• [What to produce]:
Lines with the word "subtitle" are the answer; copy each of them from the data below.

Given entries START

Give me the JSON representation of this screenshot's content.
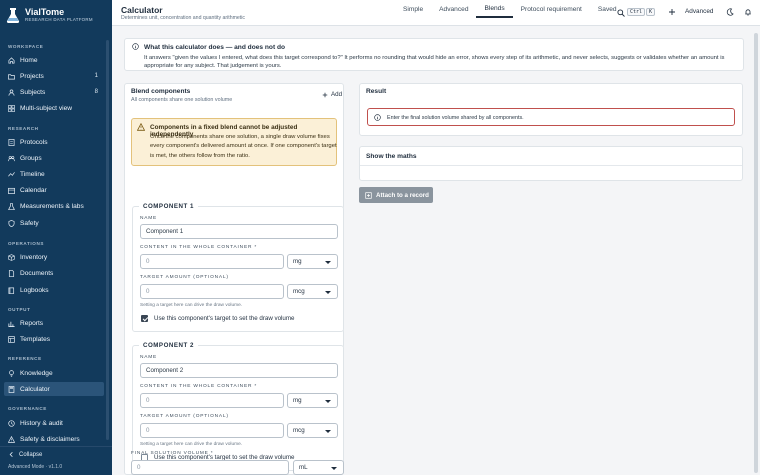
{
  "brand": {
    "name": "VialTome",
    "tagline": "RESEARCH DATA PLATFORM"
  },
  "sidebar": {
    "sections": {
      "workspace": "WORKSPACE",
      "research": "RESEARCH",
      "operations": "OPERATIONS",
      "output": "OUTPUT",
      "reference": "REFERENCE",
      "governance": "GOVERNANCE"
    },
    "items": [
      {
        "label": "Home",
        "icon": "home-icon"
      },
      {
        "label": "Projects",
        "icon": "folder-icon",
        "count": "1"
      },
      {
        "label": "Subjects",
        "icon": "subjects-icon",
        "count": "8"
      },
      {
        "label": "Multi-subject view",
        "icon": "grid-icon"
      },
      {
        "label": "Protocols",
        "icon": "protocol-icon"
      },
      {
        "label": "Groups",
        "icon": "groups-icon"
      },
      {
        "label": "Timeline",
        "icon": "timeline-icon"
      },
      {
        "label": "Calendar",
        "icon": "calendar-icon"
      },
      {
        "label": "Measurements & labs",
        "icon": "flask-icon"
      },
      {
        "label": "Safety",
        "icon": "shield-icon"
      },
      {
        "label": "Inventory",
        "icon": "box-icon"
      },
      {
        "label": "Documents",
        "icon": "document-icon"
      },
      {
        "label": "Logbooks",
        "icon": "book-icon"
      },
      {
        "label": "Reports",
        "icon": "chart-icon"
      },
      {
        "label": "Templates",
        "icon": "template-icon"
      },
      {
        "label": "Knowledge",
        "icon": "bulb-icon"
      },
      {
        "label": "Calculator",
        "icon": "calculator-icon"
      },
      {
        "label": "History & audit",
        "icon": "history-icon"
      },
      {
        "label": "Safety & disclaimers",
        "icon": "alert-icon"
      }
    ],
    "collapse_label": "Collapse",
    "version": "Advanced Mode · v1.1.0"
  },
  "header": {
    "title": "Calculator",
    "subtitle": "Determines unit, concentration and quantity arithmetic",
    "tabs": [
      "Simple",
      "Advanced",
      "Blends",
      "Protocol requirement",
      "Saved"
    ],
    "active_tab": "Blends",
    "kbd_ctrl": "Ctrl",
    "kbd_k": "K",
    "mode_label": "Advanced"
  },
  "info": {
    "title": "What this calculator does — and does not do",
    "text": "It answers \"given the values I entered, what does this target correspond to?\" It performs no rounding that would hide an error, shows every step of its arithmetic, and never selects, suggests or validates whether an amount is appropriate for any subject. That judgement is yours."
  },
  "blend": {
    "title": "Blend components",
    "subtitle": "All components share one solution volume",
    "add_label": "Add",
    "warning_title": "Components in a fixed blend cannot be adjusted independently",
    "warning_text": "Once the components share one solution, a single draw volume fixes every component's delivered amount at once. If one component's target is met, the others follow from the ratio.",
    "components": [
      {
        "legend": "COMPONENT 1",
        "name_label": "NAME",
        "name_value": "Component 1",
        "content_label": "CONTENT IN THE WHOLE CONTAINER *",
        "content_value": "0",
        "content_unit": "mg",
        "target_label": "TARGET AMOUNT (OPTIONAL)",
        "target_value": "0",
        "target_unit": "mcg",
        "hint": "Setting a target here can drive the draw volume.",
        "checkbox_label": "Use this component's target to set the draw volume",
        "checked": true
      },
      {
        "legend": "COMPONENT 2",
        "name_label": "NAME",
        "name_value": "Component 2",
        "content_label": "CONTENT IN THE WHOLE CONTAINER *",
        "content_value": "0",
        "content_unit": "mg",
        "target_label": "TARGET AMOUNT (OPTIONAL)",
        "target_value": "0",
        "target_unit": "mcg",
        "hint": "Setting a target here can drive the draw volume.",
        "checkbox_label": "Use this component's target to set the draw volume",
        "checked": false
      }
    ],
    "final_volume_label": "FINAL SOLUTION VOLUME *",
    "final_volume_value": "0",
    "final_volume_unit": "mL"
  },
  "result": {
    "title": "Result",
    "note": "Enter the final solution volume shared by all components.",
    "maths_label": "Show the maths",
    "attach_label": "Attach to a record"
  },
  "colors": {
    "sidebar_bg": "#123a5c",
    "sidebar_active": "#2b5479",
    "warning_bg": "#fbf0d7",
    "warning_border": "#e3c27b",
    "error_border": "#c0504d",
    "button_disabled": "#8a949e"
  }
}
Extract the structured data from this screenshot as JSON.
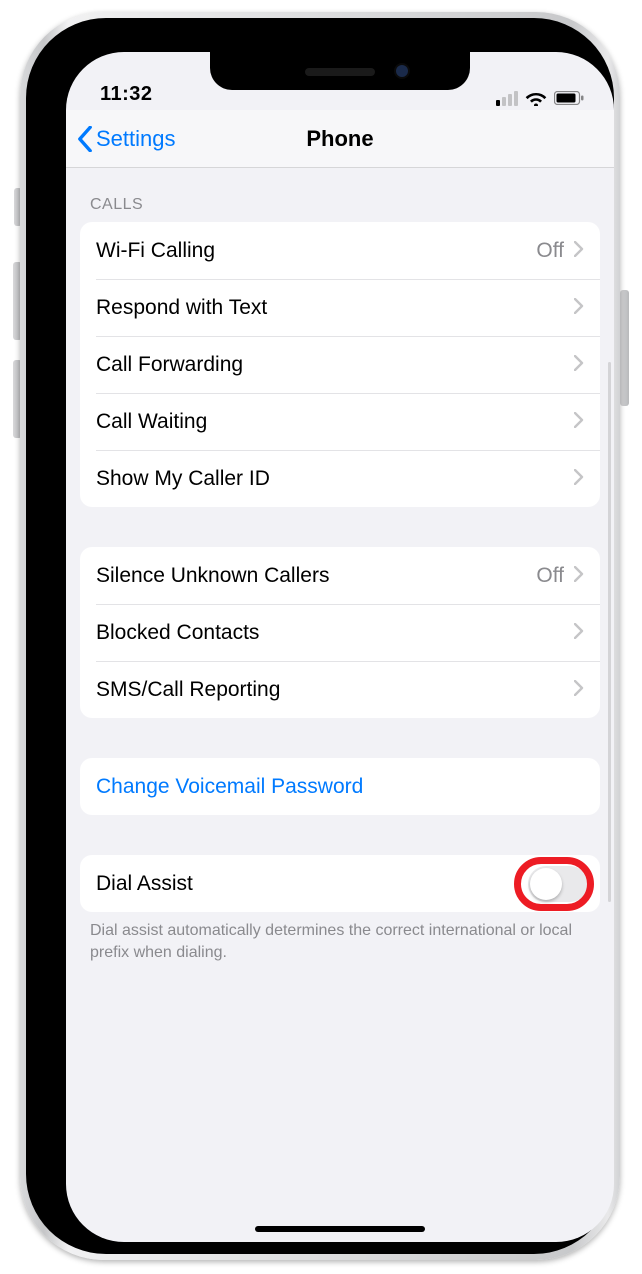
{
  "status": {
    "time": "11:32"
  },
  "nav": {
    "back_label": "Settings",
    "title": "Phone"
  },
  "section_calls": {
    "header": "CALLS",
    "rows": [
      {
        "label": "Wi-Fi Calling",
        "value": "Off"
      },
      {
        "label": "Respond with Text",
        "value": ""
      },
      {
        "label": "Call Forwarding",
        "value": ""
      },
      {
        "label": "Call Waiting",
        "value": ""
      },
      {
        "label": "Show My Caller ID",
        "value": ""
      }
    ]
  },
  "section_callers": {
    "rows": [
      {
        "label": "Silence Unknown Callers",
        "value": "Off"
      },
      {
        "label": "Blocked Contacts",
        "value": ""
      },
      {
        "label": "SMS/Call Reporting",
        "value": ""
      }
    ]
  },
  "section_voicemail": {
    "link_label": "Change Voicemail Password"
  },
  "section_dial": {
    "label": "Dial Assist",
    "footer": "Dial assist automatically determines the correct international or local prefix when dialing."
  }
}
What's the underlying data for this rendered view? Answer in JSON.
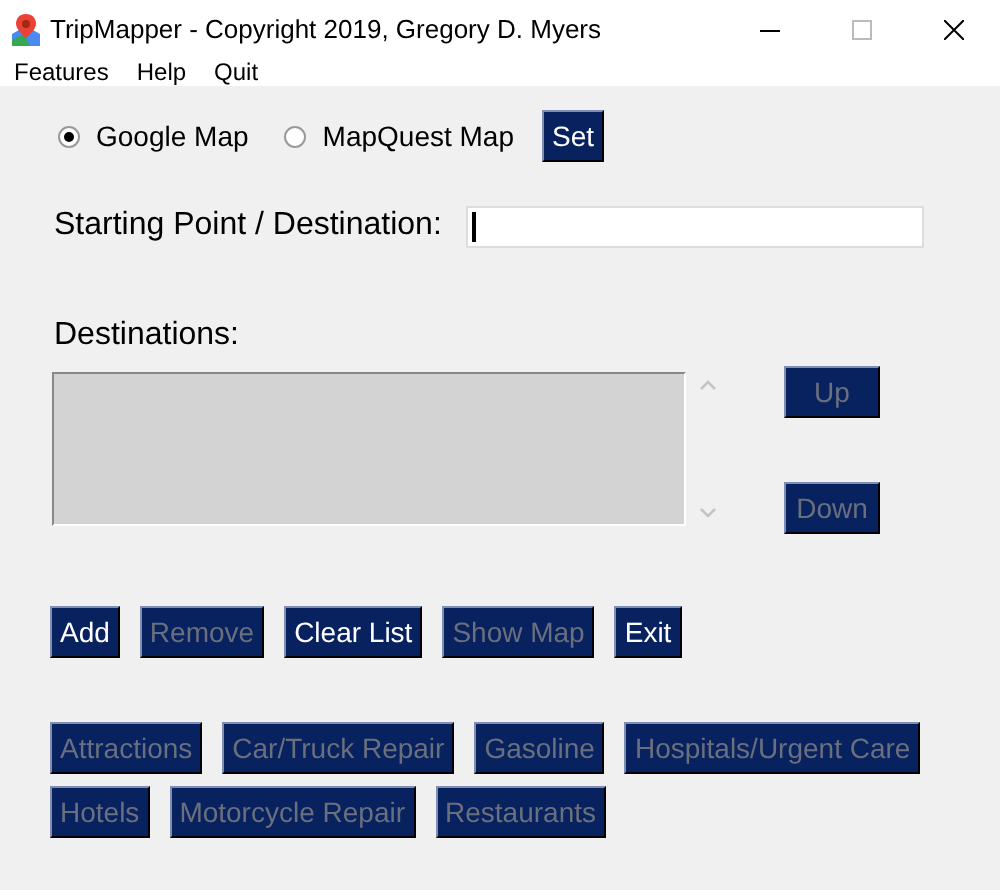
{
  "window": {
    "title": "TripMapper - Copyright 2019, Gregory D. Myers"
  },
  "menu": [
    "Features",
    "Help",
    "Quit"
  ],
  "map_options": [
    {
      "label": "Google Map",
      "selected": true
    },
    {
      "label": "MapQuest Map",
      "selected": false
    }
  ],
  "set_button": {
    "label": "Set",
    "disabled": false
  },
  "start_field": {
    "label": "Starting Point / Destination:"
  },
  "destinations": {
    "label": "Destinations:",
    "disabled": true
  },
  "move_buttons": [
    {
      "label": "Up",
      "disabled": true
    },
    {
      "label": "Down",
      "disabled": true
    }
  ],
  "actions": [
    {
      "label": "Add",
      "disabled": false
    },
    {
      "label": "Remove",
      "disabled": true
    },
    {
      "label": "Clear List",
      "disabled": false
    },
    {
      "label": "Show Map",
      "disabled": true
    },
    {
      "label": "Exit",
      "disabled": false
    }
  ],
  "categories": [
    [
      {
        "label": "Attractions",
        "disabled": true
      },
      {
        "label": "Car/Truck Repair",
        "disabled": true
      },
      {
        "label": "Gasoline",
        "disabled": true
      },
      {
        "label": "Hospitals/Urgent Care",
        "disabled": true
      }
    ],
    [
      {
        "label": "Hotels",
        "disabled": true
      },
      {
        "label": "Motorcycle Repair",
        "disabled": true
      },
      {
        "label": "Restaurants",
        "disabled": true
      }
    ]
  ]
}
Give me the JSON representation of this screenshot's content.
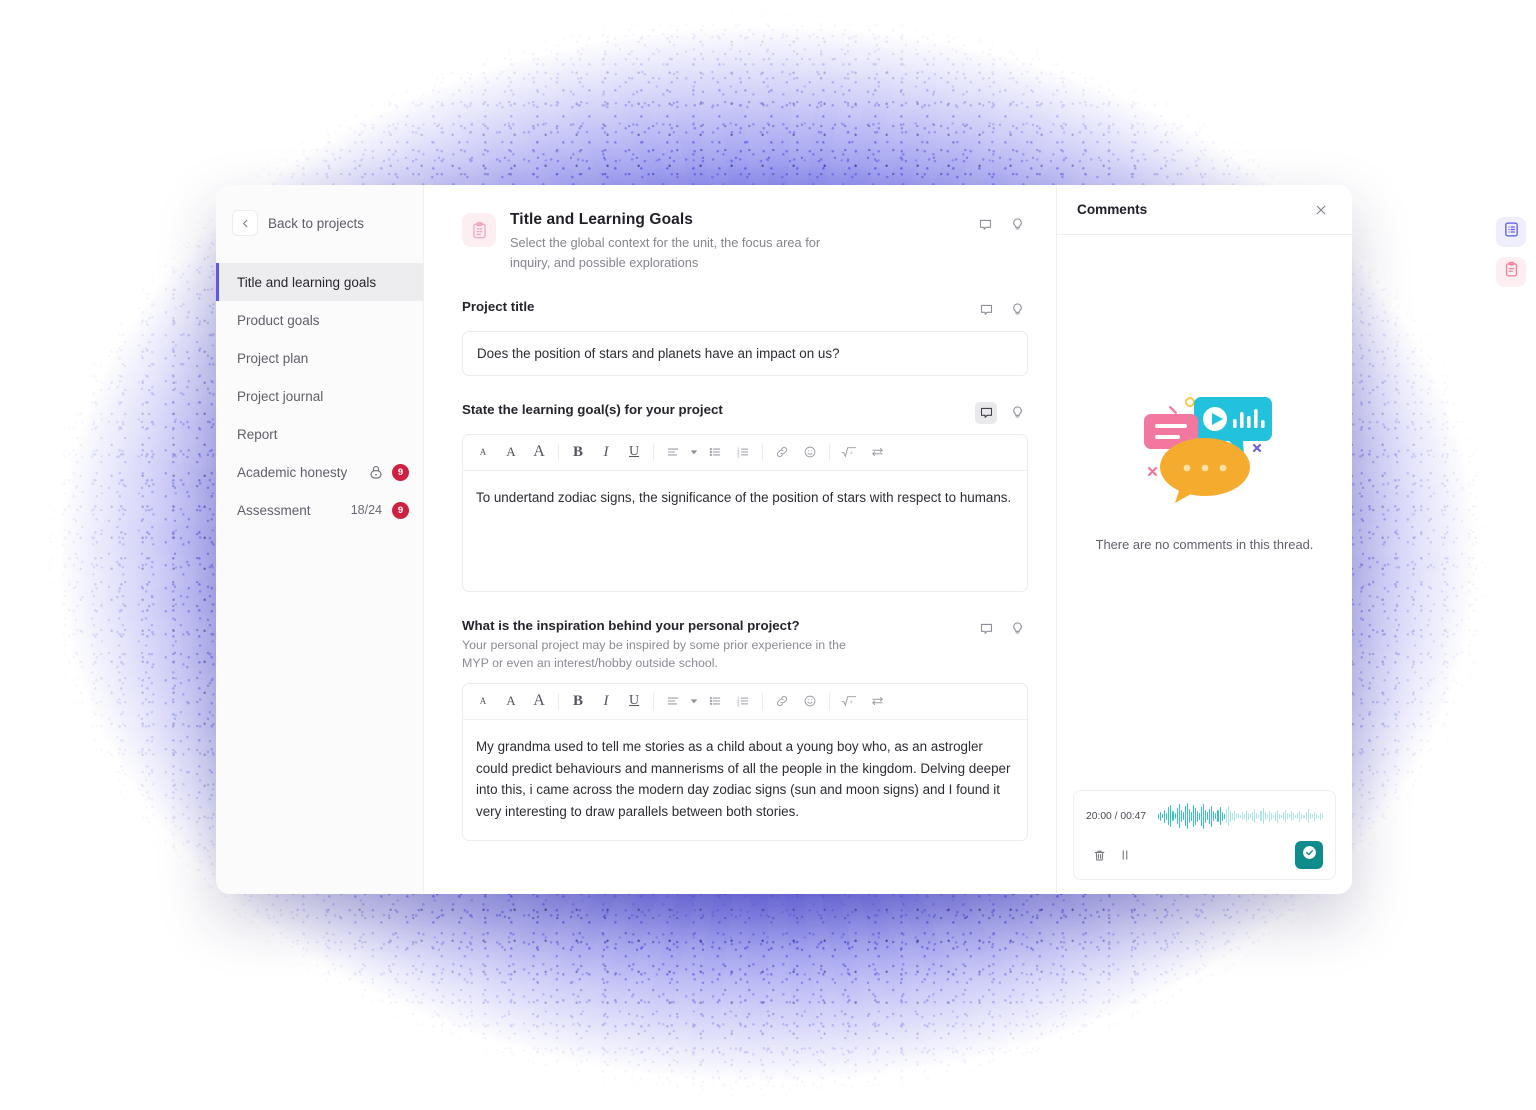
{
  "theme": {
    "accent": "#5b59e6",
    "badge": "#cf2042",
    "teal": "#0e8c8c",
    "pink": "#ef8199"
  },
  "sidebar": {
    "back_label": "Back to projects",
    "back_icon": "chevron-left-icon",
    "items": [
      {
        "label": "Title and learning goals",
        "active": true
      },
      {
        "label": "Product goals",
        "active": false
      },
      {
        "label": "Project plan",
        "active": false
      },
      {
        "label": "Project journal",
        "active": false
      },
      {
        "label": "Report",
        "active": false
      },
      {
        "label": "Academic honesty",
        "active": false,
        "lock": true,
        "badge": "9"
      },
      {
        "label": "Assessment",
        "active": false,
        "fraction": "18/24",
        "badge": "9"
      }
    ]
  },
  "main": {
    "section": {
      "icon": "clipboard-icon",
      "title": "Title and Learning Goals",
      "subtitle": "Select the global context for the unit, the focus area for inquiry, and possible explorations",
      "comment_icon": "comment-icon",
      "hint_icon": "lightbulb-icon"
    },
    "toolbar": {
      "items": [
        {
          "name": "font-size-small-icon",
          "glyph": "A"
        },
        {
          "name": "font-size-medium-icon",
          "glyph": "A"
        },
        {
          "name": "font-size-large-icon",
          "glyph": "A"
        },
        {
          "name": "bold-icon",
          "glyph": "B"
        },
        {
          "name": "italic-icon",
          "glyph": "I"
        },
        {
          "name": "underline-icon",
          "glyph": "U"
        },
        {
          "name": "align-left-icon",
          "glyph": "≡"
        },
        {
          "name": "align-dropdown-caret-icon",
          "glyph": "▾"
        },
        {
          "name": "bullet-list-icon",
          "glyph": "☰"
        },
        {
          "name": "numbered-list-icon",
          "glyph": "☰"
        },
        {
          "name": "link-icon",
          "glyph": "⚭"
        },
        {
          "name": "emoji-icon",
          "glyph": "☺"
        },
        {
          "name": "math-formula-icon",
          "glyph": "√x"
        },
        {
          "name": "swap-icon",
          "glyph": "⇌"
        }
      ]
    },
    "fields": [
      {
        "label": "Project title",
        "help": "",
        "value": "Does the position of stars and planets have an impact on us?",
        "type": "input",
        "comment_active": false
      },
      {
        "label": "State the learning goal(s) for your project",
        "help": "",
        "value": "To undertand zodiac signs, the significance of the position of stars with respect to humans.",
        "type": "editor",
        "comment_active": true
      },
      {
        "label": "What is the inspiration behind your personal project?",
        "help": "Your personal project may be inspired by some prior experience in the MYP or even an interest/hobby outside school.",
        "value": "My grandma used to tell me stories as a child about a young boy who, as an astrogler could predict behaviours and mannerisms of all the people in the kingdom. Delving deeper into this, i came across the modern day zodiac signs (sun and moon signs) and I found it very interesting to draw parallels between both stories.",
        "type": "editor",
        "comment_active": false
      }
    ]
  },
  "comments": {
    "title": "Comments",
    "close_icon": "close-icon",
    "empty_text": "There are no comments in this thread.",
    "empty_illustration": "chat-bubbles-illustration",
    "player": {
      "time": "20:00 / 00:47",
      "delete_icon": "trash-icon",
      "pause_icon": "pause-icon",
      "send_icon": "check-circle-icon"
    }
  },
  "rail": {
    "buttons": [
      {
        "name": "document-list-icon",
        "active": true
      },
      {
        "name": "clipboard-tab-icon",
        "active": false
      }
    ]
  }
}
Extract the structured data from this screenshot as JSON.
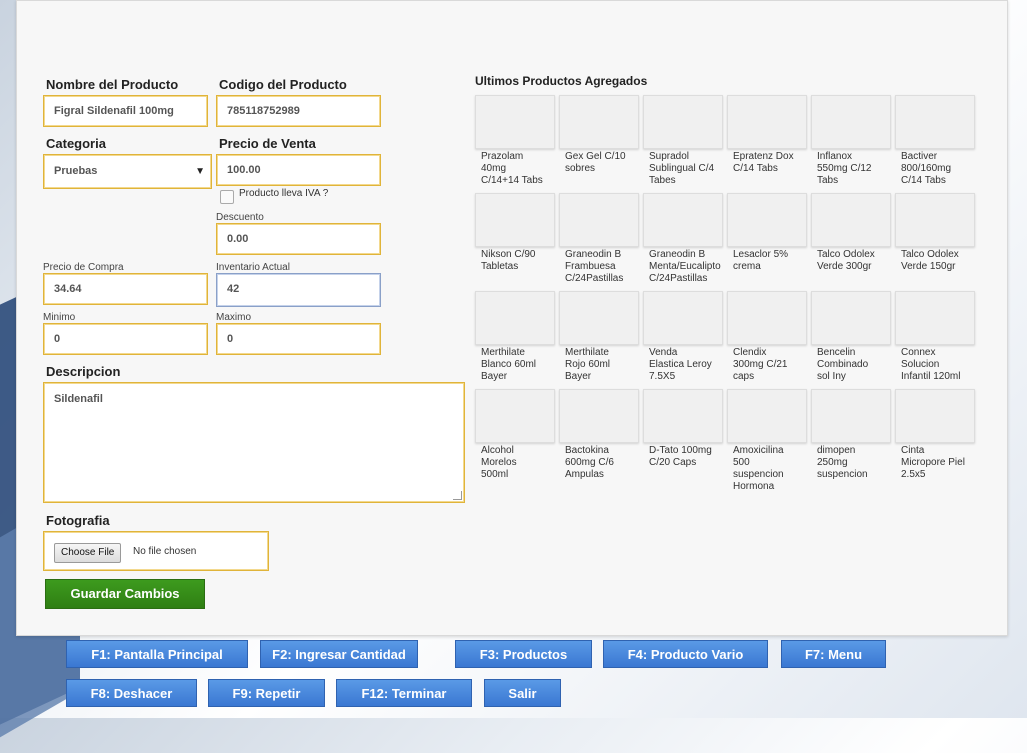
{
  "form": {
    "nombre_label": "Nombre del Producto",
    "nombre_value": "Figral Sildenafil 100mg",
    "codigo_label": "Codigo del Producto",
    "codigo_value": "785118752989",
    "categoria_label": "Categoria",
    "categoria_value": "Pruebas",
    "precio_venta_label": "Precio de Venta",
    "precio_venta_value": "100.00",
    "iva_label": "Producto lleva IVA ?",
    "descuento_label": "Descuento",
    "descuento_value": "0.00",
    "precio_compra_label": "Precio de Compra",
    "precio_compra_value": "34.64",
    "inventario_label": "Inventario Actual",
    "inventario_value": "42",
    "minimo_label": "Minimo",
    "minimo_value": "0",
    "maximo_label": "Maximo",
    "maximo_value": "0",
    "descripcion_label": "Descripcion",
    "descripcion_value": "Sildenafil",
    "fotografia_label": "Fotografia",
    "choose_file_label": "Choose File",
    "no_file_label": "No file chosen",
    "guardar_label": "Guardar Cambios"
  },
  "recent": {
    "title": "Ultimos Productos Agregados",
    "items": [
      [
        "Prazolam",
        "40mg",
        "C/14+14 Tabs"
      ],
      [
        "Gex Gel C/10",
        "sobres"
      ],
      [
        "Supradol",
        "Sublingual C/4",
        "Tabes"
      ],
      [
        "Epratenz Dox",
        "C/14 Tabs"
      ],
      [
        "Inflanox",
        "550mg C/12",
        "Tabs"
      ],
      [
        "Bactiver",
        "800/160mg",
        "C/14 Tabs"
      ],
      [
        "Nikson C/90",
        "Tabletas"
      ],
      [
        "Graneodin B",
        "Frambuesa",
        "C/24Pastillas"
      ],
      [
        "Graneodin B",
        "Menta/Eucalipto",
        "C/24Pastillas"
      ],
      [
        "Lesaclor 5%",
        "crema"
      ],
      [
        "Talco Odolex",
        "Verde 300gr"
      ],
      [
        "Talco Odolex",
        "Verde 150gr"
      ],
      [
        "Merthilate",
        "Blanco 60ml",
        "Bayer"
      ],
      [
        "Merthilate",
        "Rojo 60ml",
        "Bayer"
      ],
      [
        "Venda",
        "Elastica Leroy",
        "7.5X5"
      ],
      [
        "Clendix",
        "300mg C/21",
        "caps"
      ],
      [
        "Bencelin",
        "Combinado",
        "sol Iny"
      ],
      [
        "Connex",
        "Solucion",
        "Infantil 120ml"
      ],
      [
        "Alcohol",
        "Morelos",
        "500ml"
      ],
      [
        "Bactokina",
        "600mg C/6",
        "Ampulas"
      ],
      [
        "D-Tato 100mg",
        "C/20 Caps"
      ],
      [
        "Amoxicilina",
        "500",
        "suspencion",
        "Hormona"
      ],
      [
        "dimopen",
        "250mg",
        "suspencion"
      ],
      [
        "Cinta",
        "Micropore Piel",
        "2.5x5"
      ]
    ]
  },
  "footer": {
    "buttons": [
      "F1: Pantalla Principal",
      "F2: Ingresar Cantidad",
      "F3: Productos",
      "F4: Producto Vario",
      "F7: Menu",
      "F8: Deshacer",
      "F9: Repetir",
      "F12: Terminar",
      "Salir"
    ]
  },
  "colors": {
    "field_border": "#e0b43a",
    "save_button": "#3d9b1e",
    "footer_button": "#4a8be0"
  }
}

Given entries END

• [Solution for this problem]:
    "subtitle": "Determines unit, concentration and quantity arithmetic",
    "subtitle": "All components share one solution volume",
      "subtitle": "Select the global context for the unit, the focus area for inquiry, and possible explorations",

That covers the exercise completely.